THEATER REVIEW: ‘WAITING FOR LEFTY’
Call to strike: Ivy Tech production packs a punch
By Doris Lynch H-T Reviewer
April 17, 2012
Under Paul Daily’s fine direction, this first production by Ivy Tech Community College, “Waiting for Lefty,” energetically presented a classic from the 1930s, a time period that shares many similarities with our own. In short but powerful vignettes, 14 (mostly young) actors offered strong performances of workers debating the pros and cons of a strike. Also included were stories of a doctor and a chemist fighting against an unfair system, and risking their livelihoods in the process.
Setting the mood, the ushers wore knickers, suspenders, old-fashioned dress shirts and caps. Nathaniel Alcock (Fayette) played banjo and harmonica while belting out Woody Guthrie and other Depression-era folk songs.
The playwright Odets designed the clever staging: actors stationed among audience members, where they shouted out opinions, disputes, ayes and nays. Dismantling the fourth wall worked well by involving the audience and inspiring the actors to really feel their roles.
Somewhat disorienting was the beginning, in which there was no clear demarcation between when the play officially started and when characters finished greeting each other at a union meeting.
Ian Martin (Fatt), with his booming voice and commanding presence, made anti-strike Fatt a believable and intimidating foe of the pro-strike contingent.
As Agate Keller, Jacob Duffy Halbleib was particularly memorable, using his body to express urgency and to rally the taxi drivers to vote for the strike.
Saturday night, several actors’ dialogue seemed rushed, but everyone delivered their lines with strong feeling.
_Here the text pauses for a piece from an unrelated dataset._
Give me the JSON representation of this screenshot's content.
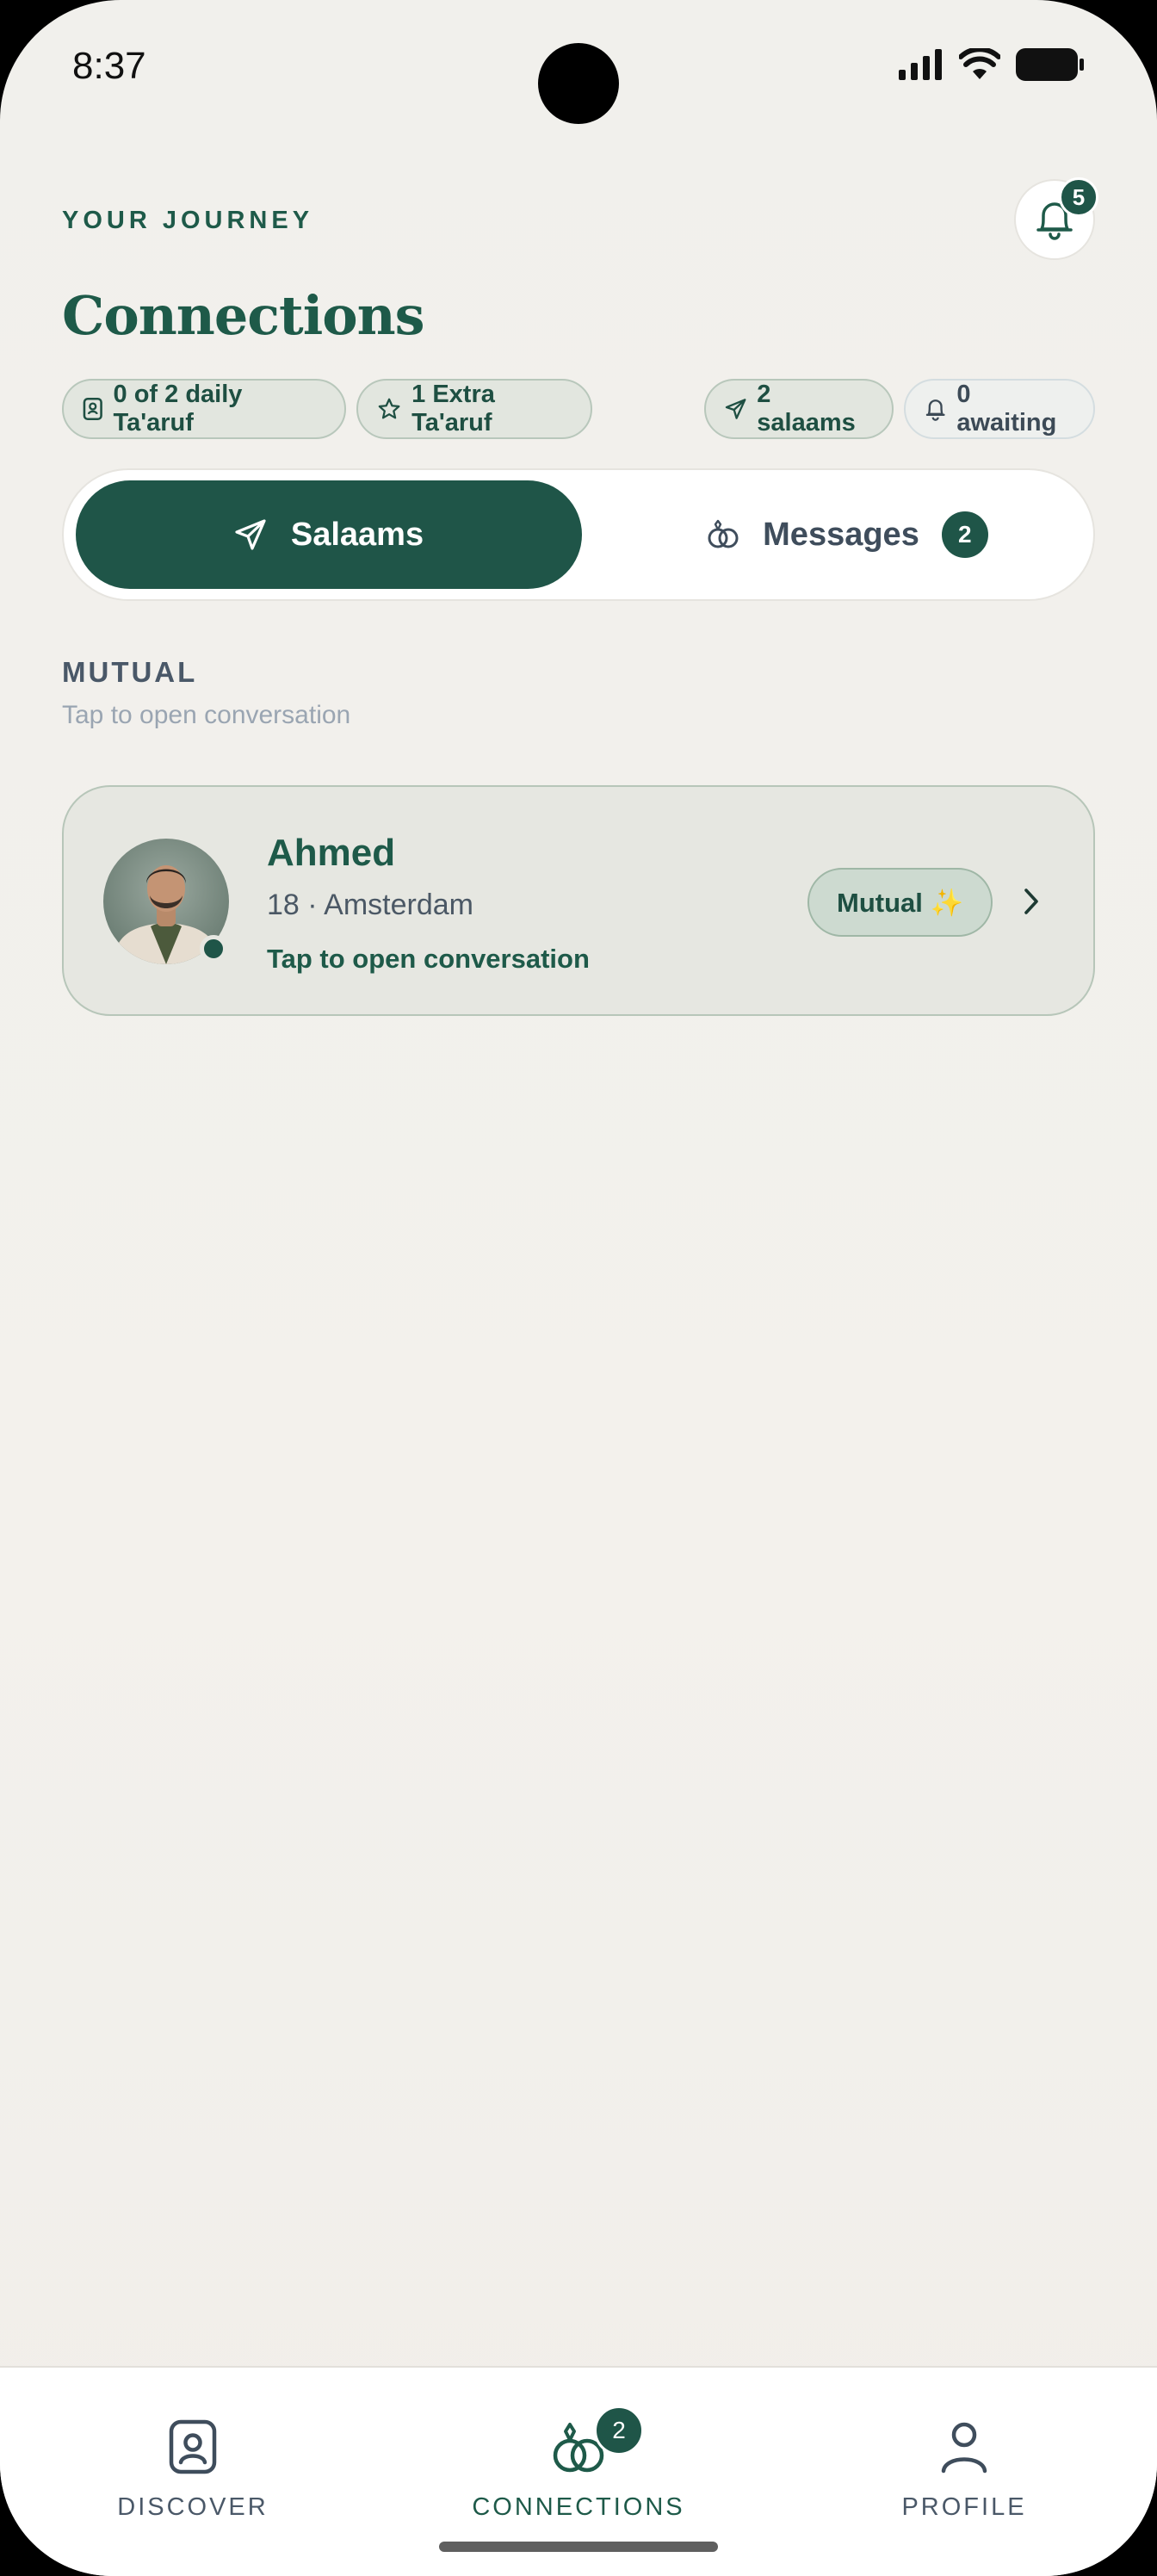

Daily’s direction placed several characters almost in each other’s faces, close enough to spit their arguments at each other.
In fact, this yelling and tension led to some fist pummeling. Two fight scenes were executed efficiently and dramatically under Adam Nobel’s fight choreography.
Two particularly moving vignettes involved family scenes. In the first Edna (Patricia Rochell) passionately presses her husband, Joe, (played forcibly by Ian Ketcham) to fight for the union because the 5 bucks a week he’s making now will soon become only $3. And their two children already suffer from rickets from lack of milk.
A welcome romantic interlude between Florence (Cara Thompson) and Sid (Nick Johnson) makes upfront and personal Odets’ message that poor pay hurts everyone. Thompson’s Florence shows a caring, strong woman. As Sid, Johnson displays a tender kindness and an almost repressed longing. Their love becomes palpable in a dance scene. Heartbreakingly, both are smart enough to realize that a marriage between them won’t work unless they can earn a living wage.
John Whikehart played a conflicted Barnes, a doctor who emphasized that medical care was not under the control of doctors. He tries to persuade young, idealistic Dr. Benjamin (David Chervony) that he needs to compromise to survive in the working world, but Benjamin rebuffs him.
Barbara Abbott’s costumes captured the ’30s street urchin look and businessman attire of that era including skinny, polka-dotted ties and a pork-pie hat.
Shane Cinal transformed the Waldron’s Rose Firebay into a palette of light and dark grays: bricks, an American flag, and a Transportation Union insignia completed the wall decor.
Ivy Tech’s rendition of “Lefty” was stirring as people all around you — even next to you — demanded a strike or urged caution. These actors — some of them first-timers — gave fine performances. For political theater with punch and relevance, go see this show.
If you go
WHO: Ivy Tech Community College.
WHAT: “Waiting for Lefty,” a play by Clifford Odets.
WHEN: 7:30 p.m. Wednesday-Saturday; 2 p.m. Saturday. WHERE: Ivy Tech John Waldron Arts Center’s Rose Firebay, 122 S. Walnut St., Bloomington.
TICKETS: $15 general admission and $5 for students/seniors; available at the Buskirk-Chumley box office at 114 E. Kirkwood Ave., 812-323-3020, or by visiting www.bctboxoffice.com.
Copyright: HeraldTimesOnline.com 2012